Computation has grown ubiquitous across all scientific disciplines and research education in the past few decades. Compared to its vast research portfolio, UIC has always had disproportionately inadequate central computing resources. In 2013, to bridge this widening gap, UIC made a significant investment in UIC’s first “condo” HPC (High Performance Computing) cluster called EXTREME. Research Computing group, under the leadership of Mr. Himanshu Sharma, has been managing this cluster for about 250 users across 5 colleges and 20 research groups since its inception. Research Computing at UIC is a highly collaborative initiative with representation and initial investments from 5 colleges, the Vice Chancellor for Research and the Provost.
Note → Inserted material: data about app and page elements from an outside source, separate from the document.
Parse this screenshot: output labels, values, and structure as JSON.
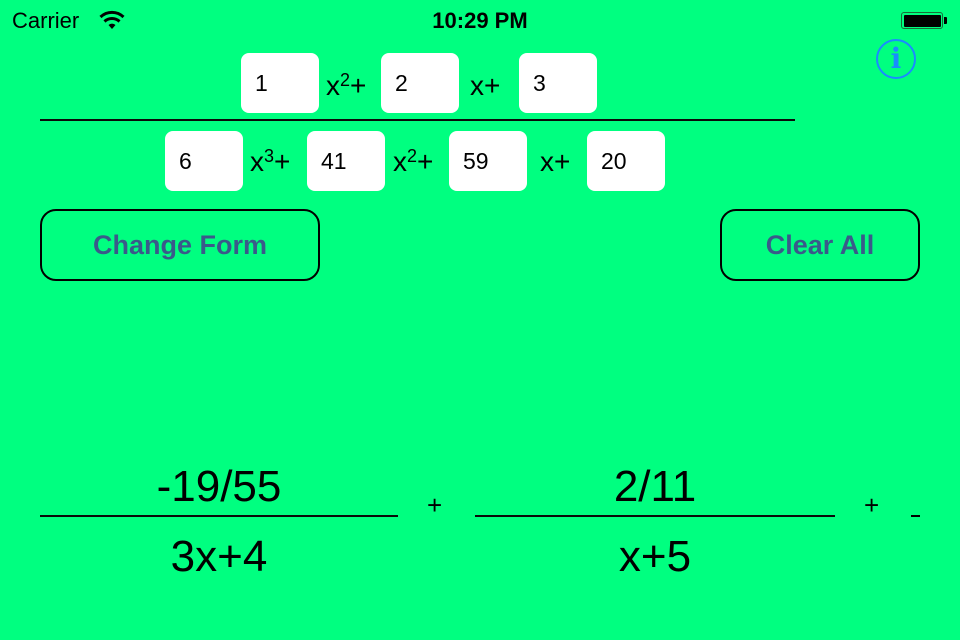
{
  "status_bar": {
    "carrier": "Carrier",
    "time": "10:29 PM",
    "wifi_icon": "wifi-icon",
    "battery_icon": "battery-full-icon"
  },
  "info_button": {
    "icon": "info-icon",
    "glyph": "i",
    "color": "#1a8cff"
  },
  "numerator": {
    "coefficients": [
      "1",
      "2",
      "3"
    ],
    "terms": [
      "x²+",
      "x+"
    ]
  },
  "denominator": {
    "coefficients": [
      "6",
      "41",
      "59",
      "20"
    ],
    "terms": [
      "x³+",
      "x²+",
      "x+"
    ]
  },
  "buttons": {
    "change_form": "Change Form",
    "clear_all": "Clear All",
    "text_color": "#3a5a8a"
  },
  "result": {
    "fractions": [
      {
        "numerator": "-19/55",
        "denominator": "3x+4"
      },
      {
        "numerator": "2/11",
        "denominator": "x+5"
      }
    ],
    "operators": [
      "+",
      "+",
      "-"
    ]
  },
  "colors": {
    "background": "#00ff80"
  }
}
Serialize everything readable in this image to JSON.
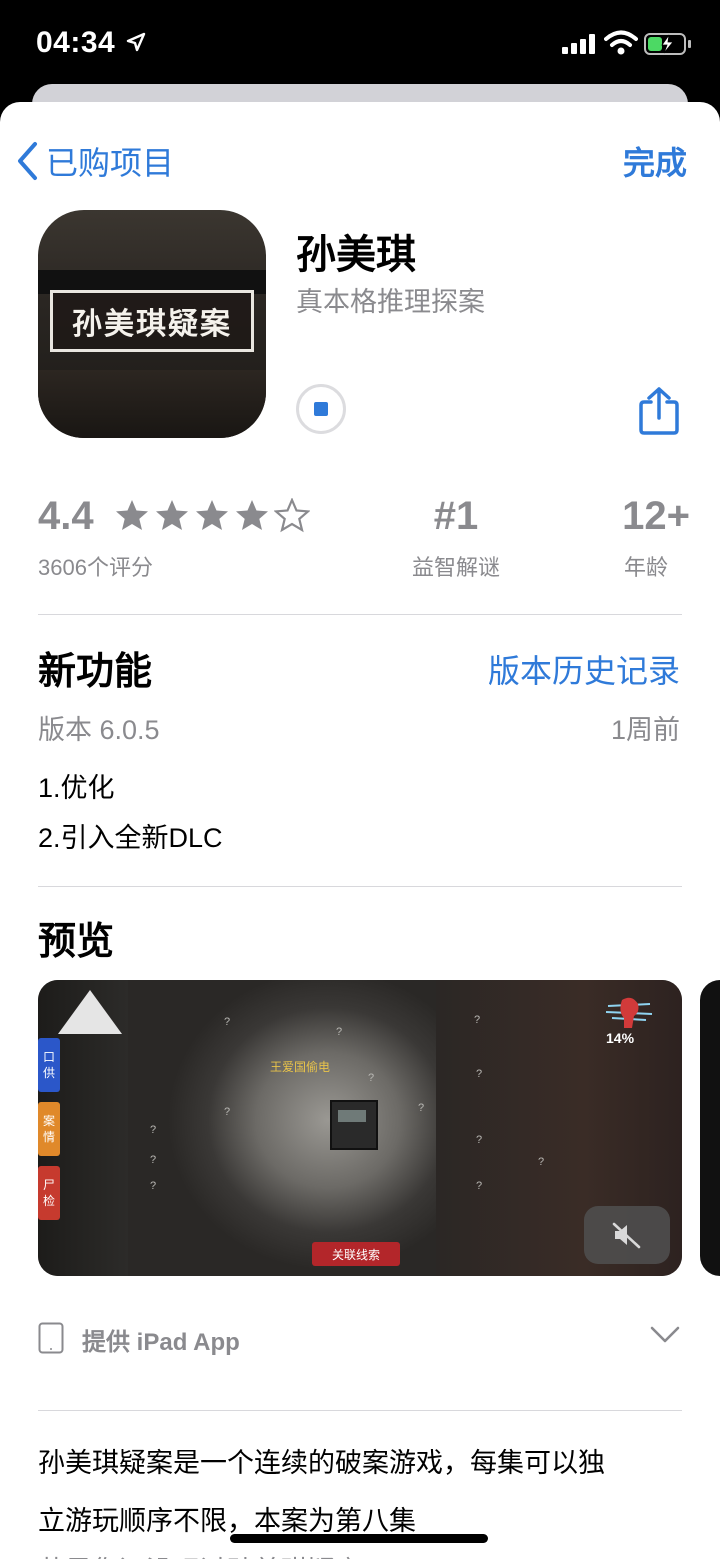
{
  "status_bar": {
    "time": "04:34"
  },
  "nav": {
    "back_label": "已购项目",
    "done_label": "完成"
  },
  "app": {
    "icon_text": "孙美琪疑案",
    "title": "孙美琪",
    "subtitle": "真本格推理探案"
  },
  "stats": {
    "rating": "4.4",
    "stars": 4.4,
    "rating_count": "3606个评分",
    "rank": "#1",
    "rank_category": "益智解谜",
    "age": "12+",
    "age_label": "年龄"
  },
  "whats_new": {
    "title": "新功能",
    "history_link": "版本历史记录",
    "version": "版本 6.0.5",
    "date": "1周前",
    "notes": [
      "1.优化",
      "2.引入全新DLC"
    ]
  },
  "preview": {
    "title": "预览",
    "screenshot": {
      "tabs": [
        {
          "text": "口\n供",
          "color": "#2b57c9"
        },
        {
          "text": "案\n情",
          "color": "#e0892a"
        },
        {
          "text": "尸\n检",
          "color": "#c63a2e"
        }
      ],
      "label": "王爱国偷电",
      "button": "关联线索",
      "percent": "14%"
    }
  },
  "ipad": {
    "label": "提供 iPad App"
  },
  "description": {
    "lines": [
      "孙美琪疑案是一个连续的破案游戏，每集可以独",
      "立游玩顺序不限，本案为第八集",
      "若是您还没玩过孙美琪疑案"
    ]
  },
  "colors": {
    "accent": "#2f7ad9",
    "secondary_text": "#8a8a8e"
  }
}
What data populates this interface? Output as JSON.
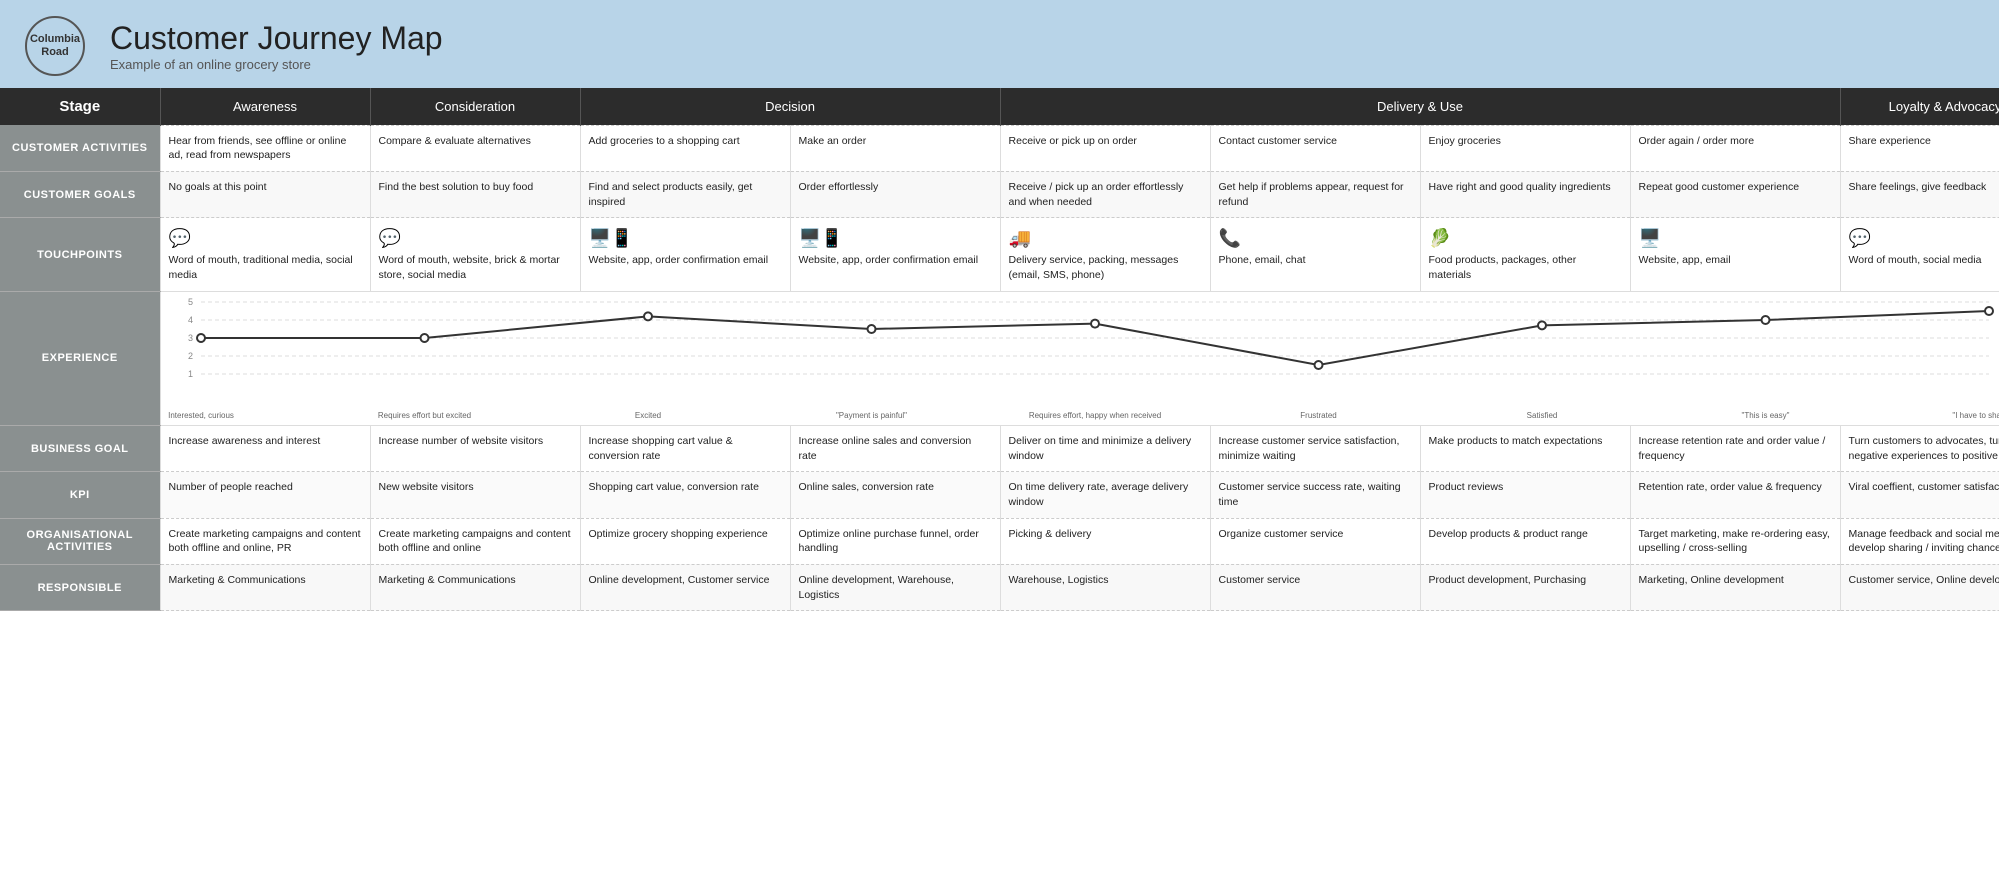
{
  "header": {
    "logo_line1": "Columbia",
    "logo_line2": "Road",
    "title": "Customer Journey Map",
    "subtitle": "Example of an online grocery store"
  },
  "stages": {
    "label": "Stage",
    "columns": [
      {
        "id": "awareness",
        "label": "Awareness",
        "span": 1
      },
      {
        "id": "consideration",
        "label": "Consideration",
        "span": 1
      },
      {
        "id": "decision",
        "label": "Decision",
        "span": 2
      },
      {
        "id": "delivery",
        "label": "Delivery & Use",
        "span": 4
      },
      {
        "id": "loyalty",
        "label": "Loyalty & Advocacy",
        "span": 2
      }
    ]
  },
  "rows": {
    "customer_activities": {
      "label": "CUSTOMER ACTIVITIES",
      "cells": [
        "Hear from friends, see offline or online ad, read from newspapers",
        "Compare & evaluate alternatives",
        "Add groceries to a shopping cart",
        "Make an order",
        "Receive or pick up on order",
        "Contact customer service",
        "Enjoy groceries",
        "Order again / order more",
        "Share experience"
      ]
    },
    "customer_goals": {
      "label": "CUSTOMER GOALS",
      "cells": [
        "No goals at this point",
        "Find the best solution to buy food",
        "Find and select products easily, get inspired",
        "Order effortlessly",
        "Receive / pick up an order effortlessly and when needed",
        "Get help if problems appear, request for refund",
        "Have right and good quality ingredients",
        "Repeat good customer experience",
        "Share feelings, give feedback"
      ]
    },
    "touchpoints": {
      "label": "TOUCHPOINTS",
      "cells": [
        "Word of mouth, traditional media, social media",
        "Word of mouth, website, brick & mortar store, social media",
        "Website, app, order confirmation email",
        "Website, app, order confirmation email",
        "Delivery service, packing, messages (email, SMS, phone)",
        "Phone, email, chat",
        "Food products, packages, other materials",
        "Website, app, email",
        "Word of mouth, social media"
      ]
    },
    "experience": {
      "label": "EXPERIENCE",
      "emotions": [
        "Interested, curious",
        "Requires effort but excited",
        "Excited",
        "\"Payment is painful\"",
        "Requires effort, happy when received",
        "Frustrated",
        "Satisfied",
        "\"This is easy\"",
        "\"I have to share this\""
      ],
      "scores": [
        3,
        3,
        4.2,
        3.5,
        3.8,
        1.5,
        3.7,
        4.0,
        4.5
      ]
    },
    "business_goal": {
      "label": "BUSINESS GOAL",
      "cells": [
        "Increase awareness and interest",
        "Increase number of website visitors",
        "Increase shopping cart value & conversion rate",
        "Increase online sales and conversion rate",
        "Deliver on time and minimize a delivery window",
        "Increase customer service satisfaction, minimize waiting",
        "Make products to match expectations",
        "Increase retention rate and order value / frequency",
        "Turn customers to advocates, turn negative experiences to positive"
      ]
    },
    "kpi": {
      "label": "KPI",
      "cells": [
        "Number of people reached",
        "New website visitors",
        "Shopping cart value, conversion rate",
        "Online sales, conversion rate",
        "On time delivery rate, average delivery window",
        "Customer service success rate, waiting time",
        "Product reviews",
        "Retention rate, order value & frequency",
        "Viral coeffient, customer satisfaction"
      ]
    },
    "org_activities": {
      "label": "ORGANISATIONAL ACTIVITIES",
      "cells": [
        "Create marketing campaigns and content both offline and online, PR",
        "Create marketing campaigns and content both offline and online",
        "Optimize grocery shopping experience",
        "Optimize online purchase funnel, order handling",
        "Picking & delivery",
        "Organize customer service",
        "Develop products & product range",
        "Target marketing, make re-ordering easy, upselling / cross-selling",
        "Manage feedback and social media, develop sharing / inviting chances"
      ]
    },
    "responsible": {
      "label": "RESPONSIBLE",
      "cells": [
        "Marketing & Communications",
        "Marketing & Communications",
        "Online development, Customer service",
        "Online development, Warehouse, Logistics",
        "Warehouse, Logistics",
        "Customer service",
        "Product development, Purchasing",
        "Marketing, Online development",
        "Customer service, Online development"
      ]
    }
  },
  "col_widths": [
    "160px",
    "210px",
    "210px",
    "210px",
    "210px",
    "210px",
    "210px",
    "210px",
    "210px",
    "210px"
  ]
}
Despite adding 25% new capacity in its first year, EXTREME is fully committed to individual groups with no scope for further expansion. Due to the high cost of entry, absence of a fees-for-service model and architectural differences barring Big Data researchers, a group of UIC users, with extensive help from Mr. Sharma, decided to pursue federal funding to build SABER: A Shared Analytics and Big Data Enterprise Resource. SABER’s architecture will allow all of UIC researchers to utilize the same cluster with minimal application changes for both HPC and MapReduce (Big Data) type workloads. This groundbreaking architecture, originally proposed by Mr. Sharma, will provide a reference architecture for other institutions who are currently creating silo clusters for HPC and Big Data. SABER will be an open-access and fees-for-service cluster providing computational resources to researchers from 9 colleges in a broad range of computational disciplines. SABER will create more opportunities for inter- and multi-disciplinary research to advance important national initiatives such as National Strategic Computing, Precision Medicine and BRAIN.

Email: maxine@uic.edu

Date: January 25, 2017

Related Entries


Related Categories